Outlook Jean-Claude Trichet, President of the European Central Bank, has sometimes been attacked for failing to deliver the policy response to financial crisis – both today and in 2008 – that his critics had been hoping for. There is plenty to argue about on that front, but with Mr Trichet giving his final press conference yesterday before bowing out after eight years at the ECB, let us all concede one point: on the central objective of the bank, price stability, Mr Trichet has done an outstanding job – he has certainly been more effective than the Governor of the Bank of England.
One might also point out that the crisis the eurozone faces today is in large part the result of exactly the problems Mr Trichet was warning about more than 15 years ago.
As Governor of the Bank of France in the 1990s, Mr Trichet was one of the architects of the euro.
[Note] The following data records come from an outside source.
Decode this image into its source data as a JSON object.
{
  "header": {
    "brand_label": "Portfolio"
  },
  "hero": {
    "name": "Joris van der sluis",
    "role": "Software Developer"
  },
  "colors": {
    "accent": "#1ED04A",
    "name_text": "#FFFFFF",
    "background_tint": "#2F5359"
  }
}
But his warnings that the single currency zone would prove to be unstable without much closer political and economic union, particularly on fiscal policy, between its members went unheeded – not least because Germany was nervous about the idea of other countries having more influence over its domestic programme.